Exercise brief » Filter on the word "text": copy each matching line from the listing below.

Provided data »
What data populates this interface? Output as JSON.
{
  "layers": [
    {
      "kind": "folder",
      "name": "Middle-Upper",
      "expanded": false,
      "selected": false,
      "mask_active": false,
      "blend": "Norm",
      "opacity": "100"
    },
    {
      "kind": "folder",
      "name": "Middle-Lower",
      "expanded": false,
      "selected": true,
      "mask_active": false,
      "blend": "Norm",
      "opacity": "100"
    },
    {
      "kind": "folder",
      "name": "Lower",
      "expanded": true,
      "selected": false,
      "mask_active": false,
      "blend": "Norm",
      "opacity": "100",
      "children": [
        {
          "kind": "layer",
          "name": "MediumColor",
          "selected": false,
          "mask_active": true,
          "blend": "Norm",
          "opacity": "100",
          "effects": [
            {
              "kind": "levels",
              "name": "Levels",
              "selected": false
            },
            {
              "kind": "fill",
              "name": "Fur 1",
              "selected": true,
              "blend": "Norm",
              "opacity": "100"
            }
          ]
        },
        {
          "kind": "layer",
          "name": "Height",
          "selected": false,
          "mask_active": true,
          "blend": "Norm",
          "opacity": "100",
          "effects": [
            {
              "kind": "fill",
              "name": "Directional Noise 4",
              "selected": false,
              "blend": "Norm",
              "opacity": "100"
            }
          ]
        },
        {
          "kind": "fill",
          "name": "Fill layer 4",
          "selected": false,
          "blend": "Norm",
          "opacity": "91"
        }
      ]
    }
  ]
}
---
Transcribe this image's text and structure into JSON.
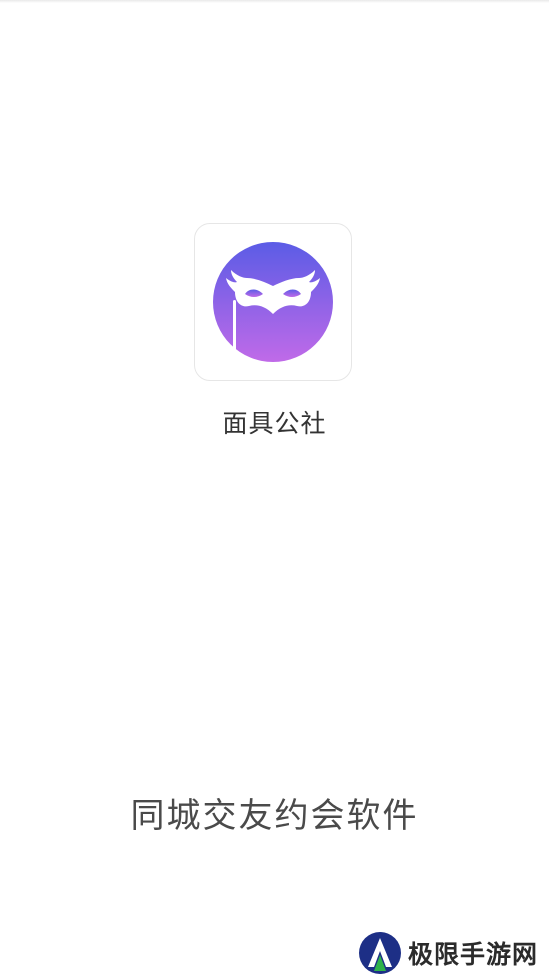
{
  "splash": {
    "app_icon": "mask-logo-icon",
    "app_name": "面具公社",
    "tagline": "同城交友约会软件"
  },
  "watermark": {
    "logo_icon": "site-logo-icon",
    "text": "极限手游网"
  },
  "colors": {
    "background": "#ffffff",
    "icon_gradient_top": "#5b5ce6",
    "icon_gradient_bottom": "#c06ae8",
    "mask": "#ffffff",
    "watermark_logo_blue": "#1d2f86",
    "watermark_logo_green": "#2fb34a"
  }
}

Solution for this exercise »
Transcribe this image's text and structure into JSON.
    "text": "极限手游网"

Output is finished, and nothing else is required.